Video Cross-Border Terrorism Puts Europe’s Passport-Free Travel in Doubt

The fallout from the Islamic State terror attacks in Paris has put the future of Europe’s passport-free travel area, known as the "Schengen Zone," in doubt. Several of the perpetrators were known to intelligence agencies, but were not intercepted. Henry Ridgwell reports from London European ministers are to hold an emergency meeting Friday in Brussels to look at ways of improving security.

Video El Niño Brings Unexpected Fish From Mexico to California

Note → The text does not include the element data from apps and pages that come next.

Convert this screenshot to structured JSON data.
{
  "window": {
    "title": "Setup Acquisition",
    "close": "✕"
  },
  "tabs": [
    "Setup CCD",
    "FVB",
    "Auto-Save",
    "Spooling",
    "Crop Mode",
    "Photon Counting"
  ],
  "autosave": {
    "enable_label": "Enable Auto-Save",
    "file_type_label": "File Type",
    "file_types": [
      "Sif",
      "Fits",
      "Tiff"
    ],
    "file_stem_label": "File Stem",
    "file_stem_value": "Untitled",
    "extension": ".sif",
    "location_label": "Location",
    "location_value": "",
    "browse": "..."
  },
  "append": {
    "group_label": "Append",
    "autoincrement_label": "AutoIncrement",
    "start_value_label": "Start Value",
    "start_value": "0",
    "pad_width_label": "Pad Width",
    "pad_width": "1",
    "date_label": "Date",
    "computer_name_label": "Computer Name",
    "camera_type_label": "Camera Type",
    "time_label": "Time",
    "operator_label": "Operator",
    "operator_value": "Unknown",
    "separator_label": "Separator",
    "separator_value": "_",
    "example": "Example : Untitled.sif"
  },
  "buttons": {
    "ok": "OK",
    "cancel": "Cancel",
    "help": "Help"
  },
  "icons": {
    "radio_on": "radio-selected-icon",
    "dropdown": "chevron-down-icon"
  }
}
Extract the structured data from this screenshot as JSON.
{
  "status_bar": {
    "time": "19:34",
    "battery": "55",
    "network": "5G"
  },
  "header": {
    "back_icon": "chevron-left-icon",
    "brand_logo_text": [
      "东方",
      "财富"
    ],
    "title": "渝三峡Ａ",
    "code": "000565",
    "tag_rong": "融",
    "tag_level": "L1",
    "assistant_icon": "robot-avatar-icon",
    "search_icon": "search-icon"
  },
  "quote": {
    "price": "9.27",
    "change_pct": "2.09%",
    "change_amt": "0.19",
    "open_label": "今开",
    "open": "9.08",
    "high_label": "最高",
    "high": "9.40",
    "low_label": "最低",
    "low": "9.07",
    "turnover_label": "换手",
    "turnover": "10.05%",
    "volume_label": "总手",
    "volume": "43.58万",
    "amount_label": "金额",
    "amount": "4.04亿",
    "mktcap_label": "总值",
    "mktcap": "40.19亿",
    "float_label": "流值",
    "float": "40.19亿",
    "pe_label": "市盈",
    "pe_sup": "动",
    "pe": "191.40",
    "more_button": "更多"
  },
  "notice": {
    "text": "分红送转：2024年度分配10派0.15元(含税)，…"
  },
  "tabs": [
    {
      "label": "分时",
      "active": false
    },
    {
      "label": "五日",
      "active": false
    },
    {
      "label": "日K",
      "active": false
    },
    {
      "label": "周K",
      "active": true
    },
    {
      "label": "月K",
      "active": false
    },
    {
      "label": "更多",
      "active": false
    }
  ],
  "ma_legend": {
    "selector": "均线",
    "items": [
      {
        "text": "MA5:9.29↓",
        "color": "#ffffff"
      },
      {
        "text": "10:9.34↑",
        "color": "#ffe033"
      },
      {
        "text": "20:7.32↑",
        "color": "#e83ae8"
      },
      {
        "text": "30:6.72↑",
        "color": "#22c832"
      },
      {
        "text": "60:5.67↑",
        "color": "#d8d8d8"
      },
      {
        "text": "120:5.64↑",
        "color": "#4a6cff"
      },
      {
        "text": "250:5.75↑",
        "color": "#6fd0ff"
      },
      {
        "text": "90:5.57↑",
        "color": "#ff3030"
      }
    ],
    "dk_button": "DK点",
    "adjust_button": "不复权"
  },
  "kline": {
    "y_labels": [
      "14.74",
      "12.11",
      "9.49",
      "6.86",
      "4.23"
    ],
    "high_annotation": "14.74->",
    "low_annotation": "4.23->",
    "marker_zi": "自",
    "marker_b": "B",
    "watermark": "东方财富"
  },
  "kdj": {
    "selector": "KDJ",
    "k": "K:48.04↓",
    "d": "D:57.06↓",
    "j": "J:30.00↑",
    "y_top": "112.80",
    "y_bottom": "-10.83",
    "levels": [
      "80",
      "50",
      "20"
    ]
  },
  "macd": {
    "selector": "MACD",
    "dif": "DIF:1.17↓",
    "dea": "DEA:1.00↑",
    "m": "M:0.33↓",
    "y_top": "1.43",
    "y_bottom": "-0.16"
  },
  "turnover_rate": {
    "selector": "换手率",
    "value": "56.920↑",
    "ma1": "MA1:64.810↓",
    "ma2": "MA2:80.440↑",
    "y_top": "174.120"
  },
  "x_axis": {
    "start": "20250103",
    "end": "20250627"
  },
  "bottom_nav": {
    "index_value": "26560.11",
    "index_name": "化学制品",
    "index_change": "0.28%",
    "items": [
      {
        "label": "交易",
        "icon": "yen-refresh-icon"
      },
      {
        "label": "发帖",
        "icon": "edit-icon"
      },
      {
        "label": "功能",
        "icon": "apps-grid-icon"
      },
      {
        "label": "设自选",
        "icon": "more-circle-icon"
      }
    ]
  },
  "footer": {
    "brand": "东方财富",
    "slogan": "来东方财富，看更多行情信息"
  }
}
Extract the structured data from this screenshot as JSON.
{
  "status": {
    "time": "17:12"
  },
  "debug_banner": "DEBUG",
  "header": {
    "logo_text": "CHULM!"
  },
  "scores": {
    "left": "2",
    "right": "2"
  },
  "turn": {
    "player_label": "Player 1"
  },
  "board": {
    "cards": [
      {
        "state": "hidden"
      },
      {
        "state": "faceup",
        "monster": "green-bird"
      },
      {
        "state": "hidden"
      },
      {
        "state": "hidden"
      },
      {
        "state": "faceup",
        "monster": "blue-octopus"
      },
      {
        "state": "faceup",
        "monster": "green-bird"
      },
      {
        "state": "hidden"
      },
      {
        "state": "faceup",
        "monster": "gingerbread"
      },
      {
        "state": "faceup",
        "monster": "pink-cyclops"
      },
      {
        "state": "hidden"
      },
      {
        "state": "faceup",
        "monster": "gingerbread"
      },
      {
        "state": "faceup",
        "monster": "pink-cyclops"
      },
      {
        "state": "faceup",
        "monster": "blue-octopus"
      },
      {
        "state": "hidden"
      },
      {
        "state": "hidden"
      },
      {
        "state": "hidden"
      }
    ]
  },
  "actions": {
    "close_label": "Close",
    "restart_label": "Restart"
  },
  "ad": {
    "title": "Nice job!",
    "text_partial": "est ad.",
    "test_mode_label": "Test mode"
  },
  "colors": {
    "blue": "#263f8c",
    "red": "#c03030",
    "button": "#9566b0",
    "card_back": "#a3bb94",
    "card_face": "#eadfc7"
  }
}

Fish in an unexpected spectrum of sizes, shapes and colors are moving north, through El Niño's warm currents from Mexican waters to the Pacific Ocean off California’s coast. El Nino is the periodic warming of the eastern and central Pacific Ocean. As Faiza Elmasry tells us, this phenomenon thrills scientists and gives anglers the chance of a once-in-a-lifetime big catch. Faith Lapidus narrates.

Video Terrorism in Many Forms Continues to Plague Africa

While the world's attention is on Paris in the wake of Friday night's deadly attacks, terrorism from various sides remains a looming threat in many African countries. Nigerian cities have been targeted this week by attacks many believe were staged by the violent Islamist group Boko Haram. In addition, residents in many regions are forced to flee their homes as they are terrorized by armed militias. Zlatica Hoke reports.

Video Study: Underage Marriage Rate Higher for Females in Pakistan

While attitudes about the societal role of females in Pakistan are evolving, research by child advocacy group Plan International suggests that underage marriage of girls remains a particularly big issue in the country. VOA’s Ayesha Tanzeem reports how such marriages leads to further social problems.

VOA Blogs